I have changed the arrangement of the original Sanskrit text which is divided into three parts, each of which has its separate numbering of chapter. I could not find any advantage in adhering to this arrangement. In the first place, a reference to the original text will show that the division is arbitrary, and, in the second place, as I have omitted whole chapters in several places, the adherance to the original arrangement would have made the parts of unequal length. I have, however, appended a comparative table to this book giving side by side the parts and chapters of the original and the chapters of this book.
This book, as will appear from the title page, is the first of a series to be called “Rambles in Scripture Land”. If it receives even a tolerably fair support, and pays its own costs only, similar translations of other Puranas, such as the Ramayana, Mahabharata, the Srimadbhagavata and others, will follow. I shall altso try, if God spares my life, to bring out the stories of the Upaniṣads and other religions books in a popular form.
I have selected the Brihad Dharma Purana to head the list because it is an epitome of several important Puranas, and in it one watches with interest the attempts made to reconcile the three main forms of Hindu worship, viz. the Saiva Vaiṣnava and Tantrika.

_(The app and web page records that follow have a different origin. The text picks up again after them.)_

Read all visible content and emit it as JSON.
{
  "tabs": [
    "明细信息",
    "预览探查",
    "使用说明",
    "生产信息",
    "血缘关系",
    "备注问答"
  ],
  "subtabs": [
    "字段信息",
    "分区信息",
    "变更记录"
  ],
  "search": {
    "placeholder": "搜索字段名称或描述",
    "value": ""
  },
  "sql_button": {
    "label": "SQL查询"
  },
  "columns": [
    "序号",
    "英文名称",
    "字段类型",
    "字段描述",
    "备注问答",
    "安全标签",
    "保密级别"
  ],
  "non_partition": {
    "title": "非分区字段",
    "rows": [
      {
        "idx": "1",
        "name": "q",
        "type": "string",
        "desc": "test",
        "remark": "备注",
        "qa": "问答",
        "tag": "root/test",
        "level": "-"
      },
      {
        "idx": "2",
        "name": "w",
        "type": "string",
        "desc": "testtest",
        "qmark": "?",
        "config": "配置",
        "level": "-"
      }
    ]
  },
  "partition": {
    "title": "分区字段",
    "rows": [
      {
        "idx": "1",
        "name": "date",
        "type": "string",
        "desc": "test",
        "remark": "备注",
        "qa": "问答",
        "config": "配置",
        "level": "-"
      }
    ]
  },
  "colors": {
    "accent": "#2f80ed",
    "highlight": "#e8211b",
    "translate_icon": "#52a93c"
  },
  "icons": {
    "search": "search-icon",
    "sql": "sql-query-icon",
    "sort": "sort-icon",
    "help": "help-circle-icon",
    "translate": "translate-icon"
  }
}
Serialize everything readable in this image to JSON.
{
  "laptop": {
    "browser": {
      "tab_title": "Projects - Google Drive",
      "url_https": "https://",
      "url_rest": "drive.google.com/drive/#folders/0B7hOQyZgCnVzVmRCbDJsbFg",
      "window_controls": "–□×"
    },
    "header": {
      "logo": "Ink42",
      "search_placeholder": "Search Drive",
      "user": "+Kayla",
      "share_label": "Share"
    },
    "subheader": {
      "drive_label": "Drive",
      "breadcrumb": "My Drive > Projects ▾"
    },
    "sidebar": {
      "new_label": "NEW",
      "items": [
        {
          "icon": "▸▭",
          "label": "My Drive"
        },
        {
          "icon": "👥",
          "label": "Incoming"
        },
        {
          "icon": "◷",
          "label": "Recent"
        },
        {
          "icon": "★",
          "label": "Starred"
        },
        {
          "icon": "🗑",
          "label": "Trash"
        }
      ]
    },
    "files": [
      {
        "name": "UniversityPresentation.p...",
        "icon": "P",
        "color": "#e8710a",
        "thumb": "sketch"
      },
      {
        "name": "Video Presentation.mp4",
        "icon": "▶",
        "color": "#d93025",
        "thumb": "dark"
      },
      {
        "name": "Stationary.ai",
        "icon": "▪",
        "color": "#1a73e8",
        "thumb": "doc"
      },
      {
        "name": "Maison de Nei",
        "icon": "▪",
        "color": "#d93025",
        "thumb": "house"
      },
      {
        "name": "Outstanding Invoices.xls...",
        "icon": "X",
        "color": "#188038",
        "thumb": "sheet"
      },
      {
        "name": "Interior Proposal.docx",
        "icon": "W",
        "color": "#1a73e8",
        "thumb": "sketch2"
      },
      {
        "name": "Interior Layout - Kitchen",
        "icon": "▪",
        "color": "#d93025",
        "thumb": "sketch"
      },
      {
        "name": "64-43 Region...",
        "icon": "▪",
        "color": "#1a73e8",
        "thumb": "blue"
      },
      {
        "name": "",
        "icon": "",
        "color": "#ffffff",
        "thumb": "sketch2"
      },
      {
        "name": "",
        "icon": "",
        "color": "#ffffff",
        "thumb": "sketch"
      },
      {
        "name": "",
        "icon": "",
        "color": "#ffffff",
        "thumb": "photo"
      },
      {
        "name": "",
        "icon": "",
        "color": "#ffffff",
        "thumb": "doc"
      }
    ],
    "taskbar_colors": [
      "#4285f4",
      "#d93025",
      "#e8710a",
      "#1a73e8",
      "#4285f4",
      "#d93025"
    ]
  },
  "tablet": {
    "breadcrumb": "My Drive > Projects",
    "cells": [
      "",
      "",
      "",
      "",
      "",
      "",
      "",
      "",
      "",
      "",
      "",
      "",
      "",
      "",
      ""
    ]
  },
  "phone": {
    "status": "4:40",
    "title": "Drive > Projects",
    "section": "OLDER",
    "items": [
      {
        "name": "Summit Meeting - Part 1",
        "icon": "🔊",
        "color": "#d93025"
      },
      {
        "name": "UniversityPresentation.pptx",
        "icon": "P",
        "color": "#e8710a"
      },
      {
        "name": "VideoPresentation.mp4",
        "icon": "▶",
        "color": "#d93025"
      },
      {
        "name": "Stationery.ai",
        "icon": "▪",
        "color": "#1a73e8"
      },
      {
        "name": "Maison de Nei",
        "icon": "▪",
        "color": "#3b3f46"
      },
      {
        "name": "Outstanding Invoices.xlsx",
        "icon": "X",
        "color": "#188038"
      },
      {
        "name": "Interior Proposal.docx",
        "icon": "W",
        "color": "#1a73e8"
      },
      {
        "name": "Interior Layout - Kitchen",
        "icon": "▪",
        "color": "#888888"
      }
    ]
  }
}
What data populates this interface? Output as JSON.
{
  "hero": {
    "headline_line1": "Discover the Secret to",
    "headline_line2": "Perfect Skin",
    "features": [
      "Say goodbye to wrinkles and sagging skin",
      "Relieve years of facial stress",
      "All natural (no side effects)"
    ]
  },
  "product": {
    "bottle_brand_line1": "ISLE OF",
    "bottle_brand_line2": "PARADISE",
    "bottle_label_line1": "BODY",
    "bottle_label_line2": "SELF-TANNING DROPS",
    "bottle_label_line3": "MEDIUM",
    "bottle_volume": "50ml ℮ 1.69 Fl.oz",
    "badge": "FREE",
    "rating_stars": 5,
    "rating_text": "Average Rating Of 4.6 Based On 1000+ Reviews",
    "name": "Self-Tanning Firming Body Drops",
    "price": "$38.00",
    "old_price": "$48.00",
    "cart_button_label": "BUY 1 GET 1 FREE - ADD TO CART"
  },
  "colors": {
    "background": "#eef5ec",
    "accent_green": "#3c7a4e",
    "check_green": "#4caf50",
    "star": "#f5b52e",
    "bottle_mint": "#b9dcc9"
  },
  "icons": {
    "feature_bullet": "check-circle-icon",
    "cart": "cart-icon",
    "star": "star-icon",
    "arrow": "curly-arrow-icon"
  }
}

Although written for English educated Indians, I trust this book will be read with interest by such foreigners also as are curious to know the mythology of the Hindus, but have neither the time nor the patience to wade through voluminous English translations of the Hindu Scriptures.
S. C. BANERJI.
The 15th July, 1915.
Footnotes and references:
Worship of God in the form of Siva
Worship of God in the form of Viṣṇu
Worship of God in the form of Kali, Durga, Ganga and other female gods